* [Prompt]
Only an exact copy of the records, from the line with "Convert this screenshot" through the last line, is wanted.

Entries from a dataset of interfaces:
-=-=-=-=-

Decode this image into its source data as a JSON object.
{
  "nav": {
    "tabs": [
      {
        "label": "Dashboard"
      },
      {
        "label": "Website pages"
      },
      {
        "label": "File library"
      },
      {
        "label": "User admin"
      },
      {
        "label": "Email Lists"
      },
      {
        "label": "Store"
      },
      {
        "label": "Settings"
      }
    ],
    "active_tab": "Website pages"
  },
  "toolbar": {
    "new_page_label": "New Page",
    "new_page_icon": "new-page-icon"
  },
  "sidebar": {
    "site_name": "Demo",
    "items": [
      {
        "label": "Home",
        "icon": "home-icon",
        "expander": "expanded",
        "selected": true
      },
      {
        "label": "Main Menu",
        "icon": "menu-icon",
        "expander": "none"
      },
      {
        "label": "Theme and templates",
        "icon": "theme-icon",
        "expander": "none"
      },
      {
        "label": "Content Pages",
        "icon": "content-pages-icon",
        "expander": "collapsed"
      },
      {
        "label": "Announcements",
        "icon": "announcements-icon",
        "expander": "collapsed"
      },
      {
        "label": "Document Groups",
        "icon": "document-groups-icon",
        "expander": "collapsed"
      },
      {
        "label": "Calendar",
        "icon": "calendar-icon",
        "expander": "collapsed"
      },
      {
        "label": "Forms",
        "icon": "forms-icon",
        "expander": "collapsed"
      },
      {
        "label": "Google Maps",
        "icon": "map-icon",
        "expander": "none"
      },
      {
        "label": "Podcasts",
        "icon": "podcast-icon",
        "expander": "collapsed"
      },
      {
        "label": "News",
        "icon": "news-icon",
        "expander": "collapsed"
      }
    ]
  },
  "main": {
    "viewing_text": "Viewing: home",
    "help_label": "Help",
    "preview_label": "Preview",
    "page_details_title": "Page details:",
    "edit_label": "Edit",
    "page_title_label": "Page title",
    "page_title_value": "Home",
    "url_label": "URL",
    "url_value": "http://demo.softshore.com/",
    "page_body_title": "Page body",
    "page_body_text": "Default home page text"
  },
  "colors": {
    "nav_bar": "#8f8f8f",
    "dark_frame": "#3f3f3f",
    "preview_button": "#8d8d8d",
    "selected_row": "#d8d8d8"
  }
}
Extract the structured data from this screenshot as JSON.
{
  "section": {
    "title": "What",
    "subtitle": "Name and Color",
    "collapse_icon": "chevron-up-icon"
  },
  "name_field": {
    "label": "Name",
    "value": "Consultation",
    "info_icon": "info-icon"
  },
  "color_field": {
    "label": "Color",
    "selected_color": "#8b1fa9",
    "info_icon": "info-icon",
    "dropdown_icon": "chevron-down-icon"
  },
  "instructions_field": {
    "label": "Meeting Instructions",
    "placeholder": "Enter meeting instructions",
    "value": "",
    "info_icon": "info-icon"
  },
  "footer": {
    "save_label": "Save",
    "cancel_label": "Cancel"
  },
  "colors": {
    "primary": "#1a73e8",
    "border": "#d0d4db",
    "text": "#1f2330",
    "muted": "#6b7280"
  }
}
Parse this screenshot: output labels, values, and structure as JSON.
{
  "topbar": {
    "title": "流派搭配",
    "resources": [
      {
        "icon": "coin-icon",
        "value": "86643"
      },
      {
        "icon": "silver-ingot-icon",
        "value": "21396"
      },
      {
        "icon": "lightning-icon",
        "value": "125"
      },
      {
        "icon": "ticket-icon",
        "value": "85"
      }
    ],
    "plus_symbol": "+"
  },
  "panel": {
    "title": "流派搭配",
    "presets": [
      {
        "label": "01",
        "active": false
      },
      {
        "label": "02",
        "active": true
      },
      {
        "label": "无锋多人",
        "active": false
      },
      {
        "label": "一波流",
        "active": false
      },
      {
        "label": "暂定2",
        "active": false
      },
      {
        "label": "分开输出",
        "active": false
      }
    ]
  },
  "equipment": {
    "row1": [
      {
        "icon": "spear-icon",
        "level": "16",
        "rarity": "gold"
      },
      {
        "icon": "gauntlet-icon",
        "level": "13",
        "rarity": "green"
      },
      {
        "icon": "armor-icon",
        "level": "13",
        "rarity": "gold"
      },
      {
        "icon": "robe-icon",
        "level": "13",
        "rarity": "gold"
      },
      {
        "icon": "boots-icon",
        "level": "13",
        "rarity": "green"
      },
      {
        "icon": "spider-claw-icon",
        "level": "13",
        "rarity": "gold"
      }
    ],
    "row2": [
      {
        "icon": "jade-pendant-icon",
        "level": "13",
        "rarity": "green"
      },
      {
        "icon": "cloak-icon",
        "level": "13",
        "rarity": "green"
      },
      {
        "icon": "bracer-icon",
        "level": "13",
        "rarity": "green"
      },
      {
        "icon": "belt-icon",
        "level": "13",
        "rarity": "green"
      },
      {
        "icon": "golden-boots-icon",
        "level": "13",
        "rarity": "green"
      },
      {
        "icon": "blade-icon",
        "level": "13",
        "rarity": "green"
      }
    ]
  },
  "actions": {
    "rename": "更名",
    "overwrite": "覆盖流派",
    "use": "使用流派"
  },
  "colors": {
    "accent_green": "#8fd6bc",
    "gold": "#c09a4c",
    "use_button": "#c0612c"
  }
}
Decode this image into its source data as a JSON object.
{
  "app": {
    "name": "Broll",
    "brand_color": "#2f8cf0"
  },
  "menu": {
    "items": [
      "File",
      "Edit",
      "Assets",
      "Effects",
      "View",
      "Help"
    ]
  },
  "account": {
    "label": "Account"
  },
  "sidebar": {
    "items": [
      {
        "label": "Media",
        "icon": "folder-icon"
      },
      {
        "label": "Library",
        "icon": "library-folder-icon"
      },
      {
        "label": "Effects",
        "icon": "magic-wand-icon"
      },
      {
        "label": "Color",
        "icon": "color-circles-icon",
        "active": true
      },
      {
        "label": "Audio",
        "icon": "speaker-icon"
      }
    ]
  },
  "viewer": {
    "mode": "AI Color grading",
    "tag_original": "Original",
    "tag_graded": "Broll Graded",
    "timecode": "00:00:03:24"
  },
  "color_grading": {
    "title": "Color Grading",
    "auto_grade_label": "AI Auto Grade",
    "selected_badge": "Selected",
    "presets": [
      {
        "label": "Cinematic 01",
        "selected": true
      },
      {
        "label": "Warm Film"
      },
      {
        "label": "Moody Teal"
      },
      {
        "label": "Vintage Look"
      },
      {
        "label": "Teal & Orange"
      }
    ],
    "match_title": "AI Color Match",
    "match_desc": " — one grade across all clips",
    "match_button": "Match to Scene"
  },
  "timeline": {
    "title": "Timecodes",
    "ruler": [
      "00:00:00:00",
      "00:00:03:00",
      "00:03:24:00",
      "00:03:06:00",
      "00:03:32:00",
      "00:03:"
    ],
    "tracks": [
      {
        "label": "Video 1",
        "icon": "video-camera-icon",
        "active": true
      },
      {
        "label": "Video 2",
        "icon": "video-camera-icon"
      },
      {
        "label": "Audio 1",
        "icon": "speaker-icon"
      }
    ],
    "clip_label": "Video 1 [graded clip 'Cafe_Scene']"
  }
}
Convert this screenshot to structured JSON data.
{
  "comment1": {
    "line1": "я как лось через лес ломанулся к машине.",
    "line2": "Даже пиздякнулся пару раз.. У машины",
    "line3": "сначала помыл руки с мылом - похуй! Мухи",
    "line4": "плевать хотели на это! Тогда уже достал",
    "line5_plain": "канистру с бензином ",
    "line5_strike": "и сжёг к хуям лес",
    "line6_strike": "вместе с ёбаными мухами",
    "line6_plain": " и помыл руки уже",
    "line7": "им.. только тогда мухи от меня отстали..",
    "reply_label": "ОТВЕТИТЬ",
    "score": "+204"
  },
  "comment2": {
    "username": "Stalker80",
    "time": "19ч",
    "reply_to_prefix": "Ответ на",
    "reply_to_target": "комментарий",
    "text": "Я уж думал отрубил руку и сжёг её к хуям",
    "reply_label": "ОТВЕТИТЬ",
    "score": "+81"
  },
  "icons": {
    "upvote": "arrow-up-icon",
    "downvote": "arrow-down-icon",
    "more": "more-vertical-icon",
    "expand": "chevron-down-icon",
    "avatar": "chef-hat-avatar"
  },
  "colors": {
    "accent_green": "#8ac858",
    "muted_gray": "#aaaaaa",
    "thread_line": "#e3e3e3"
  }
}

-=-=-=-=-

* [Finished exercise]
Convert this screenshot to structured JSON data.
{
  "comment1": {
    "line1": "я как лось через лес ломанулся к машине.",
    "line2": "Даже пиздякнулся пару раз.. У машины",
    "line3": "сначала помыл руки с мылом - похуй! Мухи",
    "line4": "плевать хотели на это! Тогда уже достал",
    "line5_plain": "канистру с бензином ",
    "line5_strike": "и сжёг к хуям лес",
    "line6_strike": "вместе с ёбаными мухами",
    "line6_plain": " и помыл руки уже",
    "line7": "им.. только тогда мухи от меня отстали..",
    "reply_label": "ОТВЕТИТЬ",
    "score": "+204"
  },
  "comment2": {
    "username": "Stalker80",
    "time": "19ч",
    "reply_to_prefix": "Ответ на",
    "reply_to_target": "комментарий",
    "text": "Я уж думал отрубил руку и сжёг её к хуям",
    "reply_label": "ОТВЕТИТЬ",
    "score": "+81"
  },
  "icons": {
    "upvote": "arrow-up-icon",
    "downvote": "arrow-down-icon",
    "more": "more-vertical-icon",
    "expand": "chevron-down-icon",
    "avatar": "chef-hat-avatar"
  },
  "colors": {
    "accent_green": "#8ac858",
    "muted_gray": "#aaaaaa",
    "thread_line": "#e3e3e3"
  }
}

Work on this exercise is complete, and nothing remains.